Cities and Towns: the Control of Natural Resources in the Xia and Shang periods
Cheng: Xia Shang shiqi dui ziran ziyuan de kongzhi wenti
Li Liu and Xingcan Chen, Dongnan wenhua (Southeastern Culture) 2000. 3:45-60.
This is a preliminary research on the procurement of vital resources by the early states (Erlitou and Erligang) published in Chinese. This article presents our initial hypotheses relating to the processes of state formation in China from a perspective of political economy. In order to test these hypotheses we conducted investigations at several sites in southern Shanxi in Sept. 1999, including Dongxiafeng, Yuanqu Shang town, an ancient copper mine, and the Hedong salt lake. As a result, we have gained more confidence on our approaches. We have also changed some of the opinions presented in this paper, particularly on the two types of pottery jars found in Dongxiafeng. We originally hypothesized that they were used for transporting salt, but based on our recent research this conclusion is problematic. The results of this fieldwork and further research will be published in Population and Preindustrial Cities: A Cross-Cultural Perspective. Ed. Glenn Storey. University of Alabama Press. 2001.
The Chinese text of this paper is available in pdf form (which requires Acrobat Reader 4.0) at:
The file is 5.4 megabytes in size.
LIU Li, Dr
La Trobe University, Melbourne, Australia)
20 November 2000

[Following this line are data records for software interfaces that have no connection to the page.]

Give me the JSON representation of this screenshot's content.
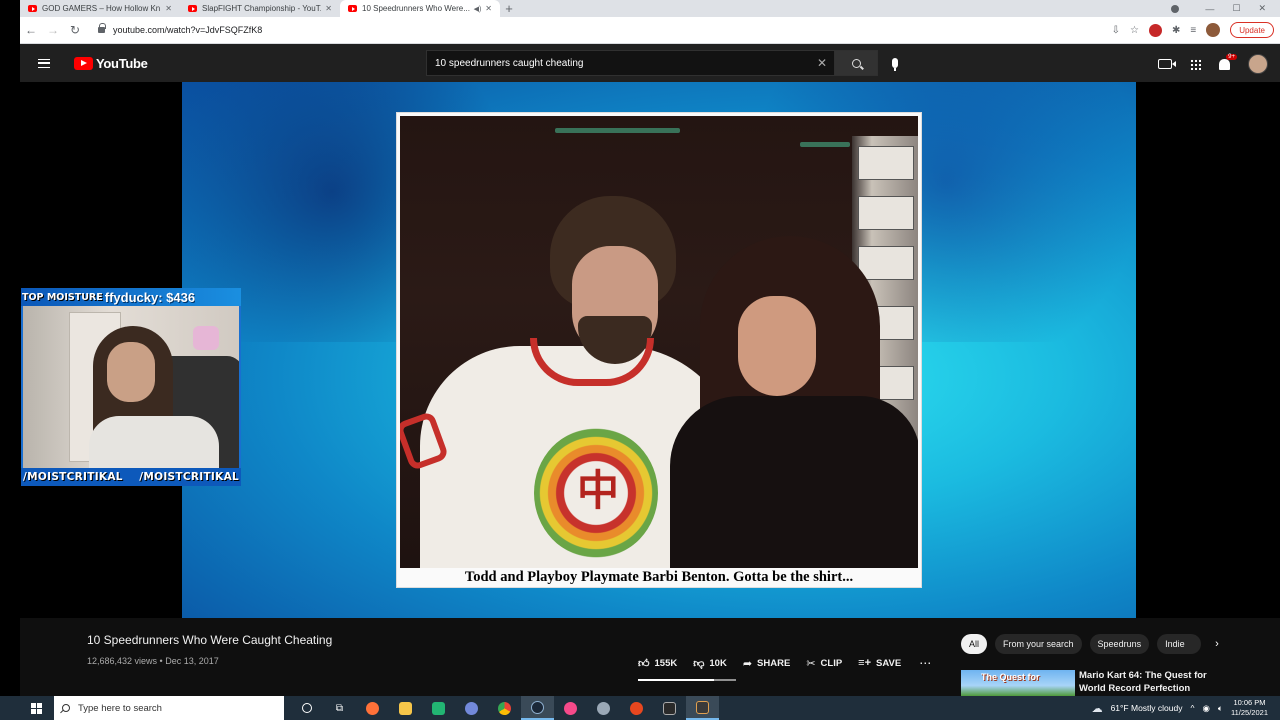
{
  "browser": {
    "tabs": [
      {
        "title": "GOD GAMERS – How Hollow Kn...",
        "active": false
      },
      {
        "title": "SlapFIGHT Championship - YouT...",
        "active": false
      },
      {
        "title": "10 Speedrunners Who Were...",
        "active": true
      }
    ],
    "url": "youtube.com/watch?v=JdvFSQFZfK8",
    "update_label": "Update"
  },
  "youtube": {
    "logo_text": "YouTube",
    "search_value": "10 speedrunners caught cheating",
    "notif_count": "9+",
    "video_caption": "Todd and Playboy Playmate Barbi Benton.  Gotta be the shirt...",
    "video_title": "10 Speedrunners Who Were Caught Cheating",
    "video_meta": "12,686,432 views • Dec 13, 2017",
    "actions": {
      "likes": "155K",
      "dislikes": "10K",
      "share": "SHARE",
      "clip": "CLIP",
      "save": "SAVE"
    },
    "like_ratio": 0.78,
    "chips": [
      "All",
      "From your search",
      "Speedruns",
      "Indie"
    ],
    "recommended": {
      "title": "Mario Kart 64: The Quest for World Record Perfection",
      "thumb_text": "The Quest for"
    }
  },
  "stream_overlay": {
    "top_label": "TOP MOISTURE",
    "ticker": "ffyducky: $436",
    "bottom_left": "/MOISTCRITIKAL",
    "bottom_right": "/MOISTCRITIKAL"
  },
  "taskbar": {
    "search_placeholder": "Type here to search",
    "weather": "61°F  Mostly cloudy",
    "time": "10:06 PM",
    "date": "11/25/2021"
  },
  "colors": {
    "youtube_red": "#ff0000",
    "stream_blue": "#0d59bb",
    "taskbar": "#1f2e3b"
  }
}
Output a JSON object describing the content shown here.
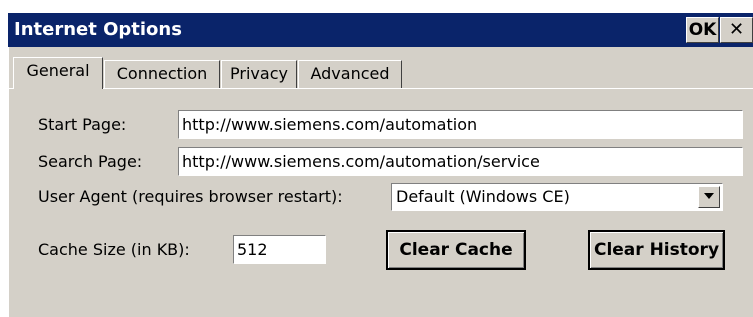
{
  "window": {
    "title": "Internet Options",
    "ok_label": "OK",
    "close_label": "✕"
  },
  "tabs": [
    {
      "label": "General",
      "active": true
    },
    {
      "label": "Connection",
      "active": false
    },
    {
      "label": "Privacy",
      "active": false
    },
    {
      "label": "Advanced",
      "active": false
    }
  ],
  "general": {
    "start_page": {
      "label": "Start Page:",
      "value": "http://www.siemens.com/automation"
    },
    "search_page": {
      "label": "Search Page:",
      "value": "http://www.siemens.com/automation/service"
    },
    "user_agent": {
      "label": "User Agent (requires browser restart):",
      "value": "Default (Windows CE)"
    },
    "cache_size": {
      "label": "Cache Size (in KB):",
      "value": "512"
    },
    "clear_cache_label": "Clear Cache",
    "clear_history_label": "Clear History"
  },
  "colors": {
    "titlebar": "#0a246a",
    "face": "#d4d0c8"
  }
}
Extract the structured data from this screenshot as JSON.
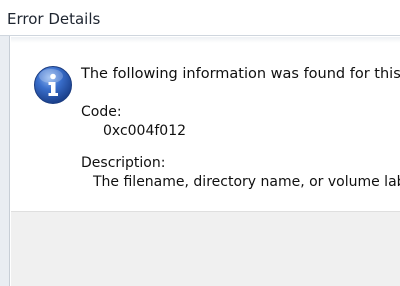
{
  "window": {
    "title": "Error Details"
  },
  "message": {
    "icon": "info-icon",
    "headline": "The following information was found for this error:",
    "code_label": "Code:",
    "code_value": "0xc004f012",
    "description_label": "Description:",
    "description_value": "The filename, directory name, or volume label syntax is incorrect."
  },
  "colors": {
    "icon_blue": "#2d5fb8",
    "frame": "#e9edf2",
    "footer": "#f0f0f0"
  }
}
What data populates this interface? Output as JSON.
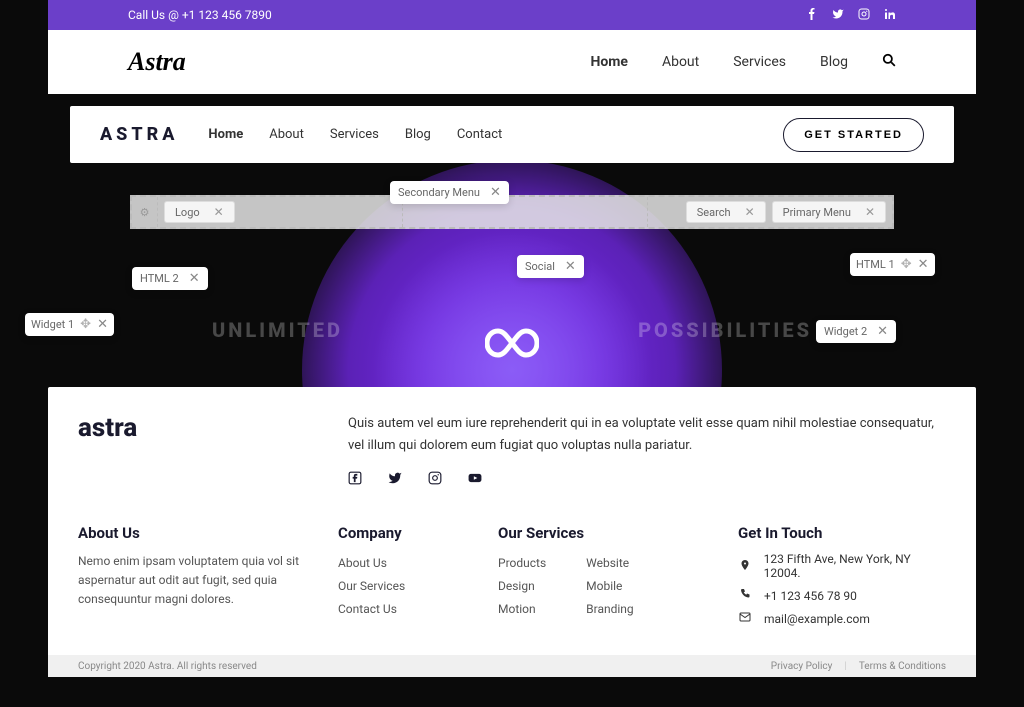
{
  "topbar": {
    "phone_label": "Call Us @ +1 123 456 7890",
    "social_icons": [
      "facebook-f",
      "twitter",
      "instagram",
      "linkedin-in"
    ]
  },
  "primary_nav": {
    "logo": "Astra",
    "menu": [
      {
        "label": "Home",
        "active": true
      },
      {
        "label": "About",
        "active": false
      },
      {
        "label": "Services",
        "active": false
      },
      {
        "label": "Blog",
        "active": false
      }
    ],
    "search_icon": "search"
  },
  "secondary_nav": {
    "logo": "ASTRA",
    "menu": [
      {
        "label": "Home",
        "active": true
      },
      {
        "label": "About",
        "active": false
      },
      {
        "label": "Services",
        "active": false
      },
      {
        "label": "Blog",
        "active": false
      },
      {
        "label": "Contact",
        "active": false
      }
    ],
    "cta": "GET STARTED"
  },
  "background_text": {
    "left": "UNLIMITED",
    "right": "POSSIBILITIES"
  },
  "editor": {
    "floating": {
      "secondary_menu": "Secondary Menu",
      "social": "Social",
      "html1": "HTML 1",
      "html2": "HTML 2",
      "widget1": "Widget 1",
      "widget2": "Widget 2"
    },
    "bar": {
      "logo": "Logo",
      "search": "Search",
      "primary_menu": "Primary Menu"
    }
  },
  "footer": {
    "logo": "astra",
    "intro": "Quis autem vel eum iure reprehenderit qui in ea voluptate velit esse quam nihil molestiae consequatur, vel illum qui dolorem eum fugiat quo voluptas nulla pariatur.",
    "social_icons": [
      "facebook",
      "twitter",
      "instagram",
      "youtube"
    ],
    "about": {
      "heading": "About Us",
      "text": "Nemo enim ipsam voluptatem quia vol sit aspernatur aut odit aut fugit, sed quia consequuntur magni dolores."
    },
    "company": {
      "heading": "Company",
      "links": [
        "About Us",
        "Our Services",
        "Contact Us"
      ]
    },
    "services": {
      "heading": "Our Services",
      "col1": [
        "Products",
        "Design",
        "Motion"
      ],
      "col2": [
        "Website",
        "Mobile",
        "Branding"
      ]
    },
    "touch": {
      "heading": "Get In Touch",
      "address": "123 Fifth Ave, New York,  NY 12004.",
      "phone": "+1 123 456 78 90",
      "email": "mail@example.com"
    },
    "bar": {
      "copyright": "Copyright 2020 Astra. All rights reserved",
      "privacy": "Privacy Policy",
      "terms": "Terms & Conditions"
    }
  }
}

Please note that my surname in Chinese is Liu. In some of the publications listed above my names have been reversed according to American usage.